» **TASK MATERIAL**
____________________
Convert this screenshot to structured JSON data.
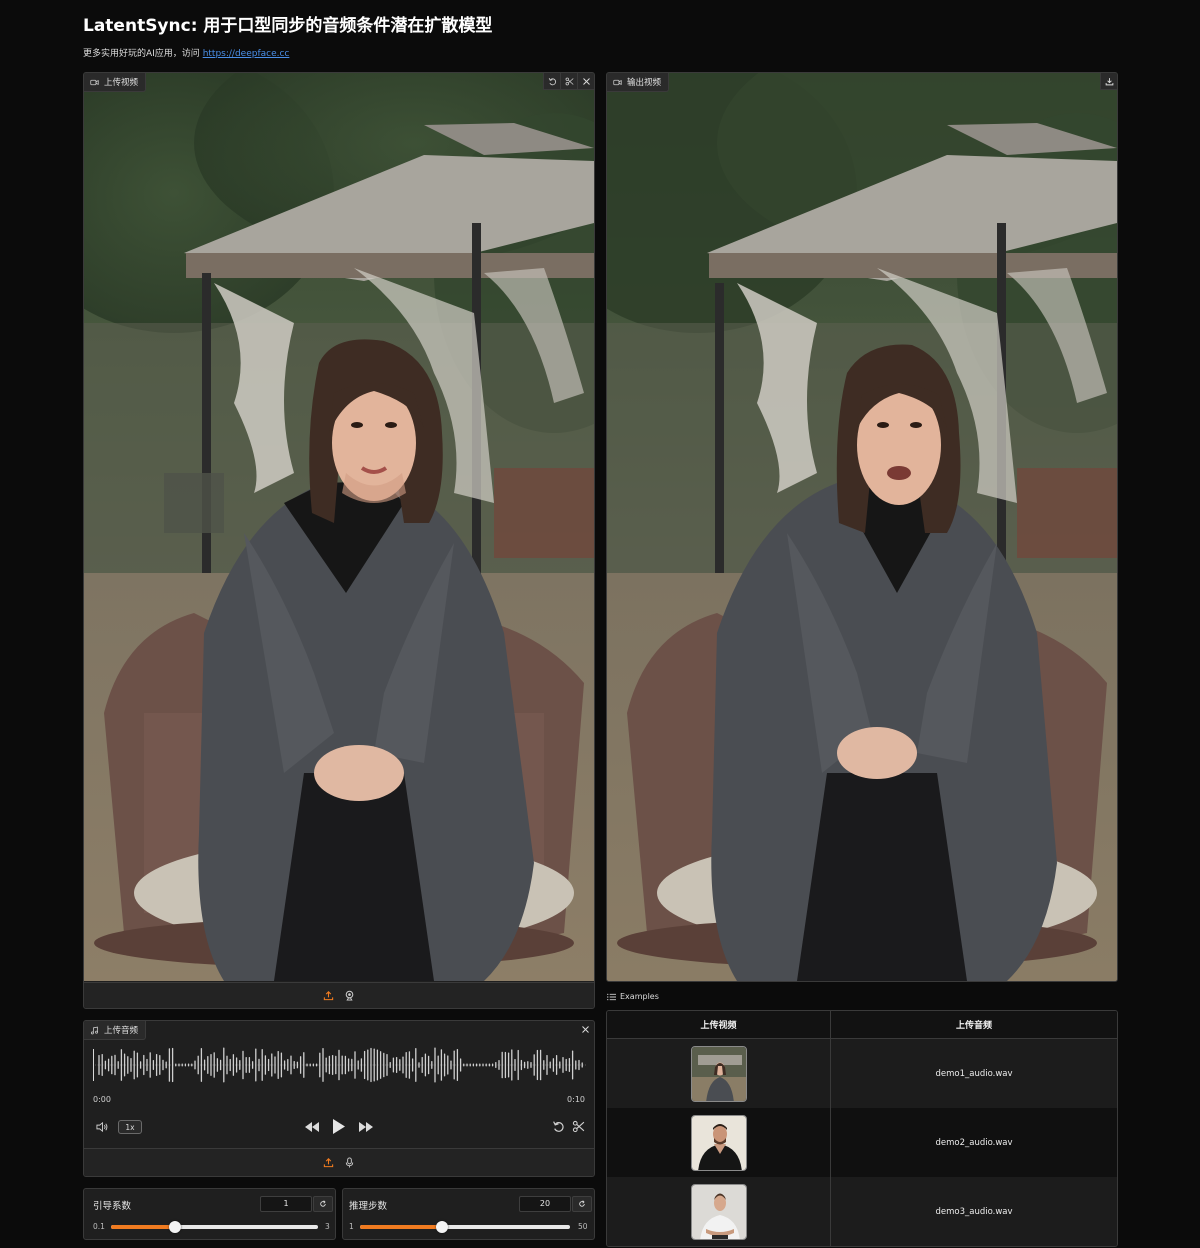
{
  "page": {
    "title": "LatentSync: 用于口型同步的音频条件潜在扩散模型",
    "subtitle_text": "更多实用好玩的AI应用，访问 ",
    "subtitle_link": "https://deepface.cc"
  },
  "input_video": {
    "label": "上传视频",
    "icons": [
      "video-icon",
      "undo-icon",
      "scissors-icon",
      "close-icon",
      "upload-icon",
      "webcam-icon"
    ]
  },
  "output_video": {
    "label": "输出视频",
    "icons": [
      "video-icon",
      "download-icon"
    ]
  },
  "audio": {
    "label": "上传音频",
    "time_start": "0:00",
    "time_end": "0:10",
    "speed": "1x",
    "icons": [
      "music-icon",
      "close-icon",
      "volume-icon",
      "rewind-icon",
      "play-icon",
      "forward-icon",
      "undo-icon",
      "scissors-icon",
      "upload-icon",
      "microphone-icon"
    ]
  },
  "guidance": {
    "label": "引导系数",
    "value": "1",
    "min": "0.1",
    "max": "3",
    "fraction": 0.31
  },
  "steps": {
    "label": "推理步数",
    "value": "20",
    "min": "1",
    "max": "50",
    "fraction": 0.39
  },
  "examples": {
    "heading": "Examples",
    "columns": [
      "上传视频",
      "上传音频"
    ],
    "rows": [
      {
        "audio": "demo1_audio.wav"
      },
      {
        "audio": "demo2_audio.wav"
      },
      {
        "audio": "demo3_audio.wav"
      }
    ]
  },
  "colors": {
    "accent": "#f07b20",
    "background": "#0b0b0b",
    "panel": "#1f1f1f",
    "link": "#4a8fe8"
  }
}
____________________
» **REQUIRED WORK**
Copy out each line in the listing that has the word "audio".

» **EXERCISE SOLUTION**
  "audio": {
        "audio": "demo1_audio.wav"
        "audio": "demo2_audio.wav"
        "audio": "demo3_audio.wav"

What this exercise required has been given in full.